Five Stars for @Emerging_Green
Five Stars for @Emerging_Green
I live at the intersection of Sustainability and Electronics. From the moment I learned that the Green Electronics Council (GEC) was producing its first conference, I was excited. Though I’ve attended a fair number of sustainability events, and have produced even more, this is the first conference that squarely addressed the whole of the electronics life cycle. GEC brought together leaders from around the globe and provided very rich, deep content that gave everyone I spoke with that “I’m learning so much” enthusiasm. I met folks I’ve only known over the phone for many years, and I met folks I’ll call friends going forward. Here a few of the highlights, in order of their appearance.

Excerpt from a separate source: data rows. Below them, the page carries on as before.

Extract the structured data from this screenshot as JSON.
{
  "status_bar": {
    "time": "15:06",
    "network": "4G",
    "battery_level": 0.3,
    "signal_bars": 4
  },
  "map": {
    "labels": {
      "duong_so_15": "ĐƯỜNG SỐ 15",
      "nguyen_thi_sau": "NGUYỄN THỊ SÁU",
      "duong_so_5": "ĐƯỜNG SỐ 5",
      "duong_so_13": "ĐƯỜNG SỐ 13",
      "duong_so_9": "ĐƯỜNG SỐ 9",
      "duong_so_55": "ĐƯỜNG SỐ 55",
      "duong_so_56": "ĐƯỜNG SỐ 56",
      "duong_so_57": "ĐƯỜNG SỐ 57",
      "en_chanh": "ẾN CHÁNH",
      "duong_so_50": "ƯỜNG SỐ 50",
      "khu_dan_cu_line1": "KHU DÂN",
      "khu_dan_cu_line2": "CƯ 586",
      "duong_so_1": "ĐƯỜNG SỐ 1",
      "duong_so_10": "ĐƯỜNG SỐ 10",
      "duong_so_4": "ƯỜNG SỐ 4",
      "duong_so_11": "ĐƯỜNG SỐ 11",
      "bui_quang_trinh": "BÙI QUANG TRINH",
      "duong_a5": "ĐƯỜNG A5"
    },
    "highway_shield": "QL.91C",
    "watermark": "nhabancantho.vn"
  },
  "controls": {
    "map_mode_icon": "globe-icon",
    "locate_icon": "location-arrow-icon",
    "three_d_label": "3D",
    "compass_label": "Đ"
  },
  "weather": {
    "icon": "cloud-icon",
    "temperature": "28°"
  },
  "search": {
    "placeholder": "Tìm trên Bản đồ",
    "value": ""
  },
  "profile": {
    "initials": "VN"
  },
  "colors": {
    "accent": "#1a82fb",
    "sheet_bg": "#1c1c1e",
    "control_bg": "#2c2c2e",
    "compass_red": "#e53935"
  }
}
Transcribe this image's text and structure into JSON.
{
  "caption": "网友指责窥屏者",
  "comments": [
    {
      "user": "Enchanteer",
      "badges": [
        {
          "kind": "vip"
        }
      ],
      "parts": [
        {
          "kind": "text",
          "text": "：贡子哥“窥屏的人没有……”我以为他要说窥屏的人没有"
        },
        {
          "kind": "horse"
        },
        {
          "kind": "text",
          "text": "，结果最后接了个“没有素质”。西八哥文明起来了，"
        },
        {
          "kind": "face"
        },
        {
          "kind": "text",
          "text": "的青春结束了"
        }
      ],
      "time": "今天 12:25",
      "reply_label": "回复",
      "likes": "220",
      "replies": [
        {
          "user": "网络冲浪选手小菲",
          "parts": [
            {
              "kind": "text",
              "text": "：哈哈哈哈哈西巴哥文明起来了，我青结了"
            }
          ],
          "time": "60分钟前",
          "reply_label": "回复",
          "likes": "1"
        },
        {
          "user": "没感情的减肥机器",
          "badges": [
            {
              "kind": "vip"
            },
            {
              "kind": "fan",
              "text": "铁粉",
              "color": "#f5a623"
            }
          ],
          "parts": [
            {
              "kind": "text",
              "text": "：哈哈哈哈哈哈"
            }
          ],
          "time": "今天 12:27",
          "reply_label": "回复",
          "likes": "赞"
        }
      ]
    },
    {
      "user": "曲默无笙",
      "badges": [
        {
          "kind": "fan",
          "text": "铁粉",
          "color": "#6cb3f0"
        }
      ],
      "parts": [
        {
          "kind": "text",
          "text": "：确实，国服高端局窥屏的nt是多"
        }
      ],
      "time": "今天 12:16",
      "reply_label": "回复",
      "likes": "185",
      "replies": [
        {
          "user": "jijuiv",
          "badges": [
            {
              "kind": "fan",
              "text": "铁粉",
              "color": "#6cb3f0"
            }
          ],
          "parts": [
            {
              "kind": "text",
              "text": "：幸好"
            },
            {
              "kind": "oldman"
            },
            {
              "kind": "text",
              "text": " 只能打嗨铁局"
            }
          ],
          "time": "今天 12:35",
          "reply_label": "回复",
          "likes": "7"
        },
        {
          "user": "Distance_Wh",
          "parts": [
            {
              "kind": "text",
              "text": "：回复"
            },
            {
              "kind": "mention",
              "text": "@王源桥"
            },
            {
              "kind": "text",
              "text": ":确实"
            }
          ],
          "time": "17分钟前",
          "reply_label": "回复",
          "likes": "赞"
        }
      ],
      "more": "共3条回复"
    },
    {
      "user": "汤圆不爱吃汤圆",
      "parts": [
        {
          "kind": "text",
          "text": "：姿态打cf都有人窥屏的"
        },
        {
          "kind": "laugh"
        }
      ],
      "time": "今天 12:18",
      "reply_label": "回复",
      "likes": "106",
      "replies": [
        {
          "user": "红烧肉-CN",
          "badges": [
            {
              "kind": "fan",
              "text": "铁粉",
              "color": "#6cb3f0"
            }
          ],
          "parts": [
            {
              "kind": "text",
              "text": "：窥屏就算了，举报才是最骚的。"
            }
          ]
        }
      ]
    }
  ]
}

Dr. Chandrakant Patel, HP Senior Fellow and Chief Engineer at HP Labs in Palo Alto, was one of the opening keynote speakers. His plea for a more holistic approach to the issues of sustainability hit the nail on the head, and his suggested framework of using joules (a derived unit of energy) as a more accurate metric for reflecting real value deserves serious attention. It was a great note to sound for a conference focused on electronics and the circular economy.
The band 3 Leg Torso accompanied the most enjoyable awards dinner I’ve ever attended. Dinner keynote Andrew Winston eloquently delivered dramatic details of our condition: last year China built new office space equivalent to 30 Manhattans; Australia had to change its climate maps to reflect temperatures approaching 130°F; radical technology-driven transparency means customers decide what the standards are. And Paul Anastas, known as the father of green chemistry, pushed an already great evening over the top.
Wednesday’s lunch featured a great “fireside” chat with Facebook’s Director of Sustainability, Bill Weihl. His “Sustainable Infrastructure at Scale” talk led straight into a spirited discussion of “Strategies for Greener Data Centers and Clouds.” I want to thank the terrific panelists who made up this very “cool” session: Herb Zien, CEO, LiquidCool Solutions; Nicole Peill-Moelter, Senior Director of Environmental Sustainability, Akamai Technologies; George Goodman, Executive Director, Open Data Center Alliance; Jakob Carnemark, CEO, Aligned Energy; Grant Gordon, Chief Operating Officer, DeepWater Desal; and Julie Sinistore, Senior Consultant, thinkstep.
I’m very appreciative of the folks who came from the UN University – not only for their contributions to the conference, but also for ongoing contributions to our industry and their groundbreaking research on e-waste. UN University, Jaco Huisman; WorldLoop’s Barbara Toorens; and Arrow Electronics’ Scott Venhaus delved into the challenges and opportunities of e-waste in emerging economies. Spoiler alert: so much e-waste is being generated in developing countries that we need to rethink some of the policies that may have helped in the past but that are now proving detrimental.
Andrew Winston’s comment that it’s the customers who actually set the bar for corporations and products was expanded upon in the Compliance in Tomorrow’s (Brave New) World session with Compliance & Risks’ Paul McGovern, Geoffrey Bock of TUV Rheinland of North America, and Mark Rossolo of UL Environment. You’ll want to check out these presentations when they become available.
And a very big thank-you goes to Jeff Omelchuck and Jonas Allen of the Green Electronics Council. This conference truly struck a chord.
If I failed to mention something great, please drop me a note to remind me at firstname.lastname@example.org. I expect I’ll be expanding on many of the conversations that were begun in Portland in blogs to come.
Carol Baroudi works for Arrow’s Value Recovery business, promoting sustainability awareness and action. She is the lead author of Green IT For Dummies. Her particular focus is on electronics at the IT asset disposition stage, e-waste, and everything connected. Follow her on Twitter @carol_baroudi and connect with her on LinkedIn at www.linkedin.com/in/carolbaroudi.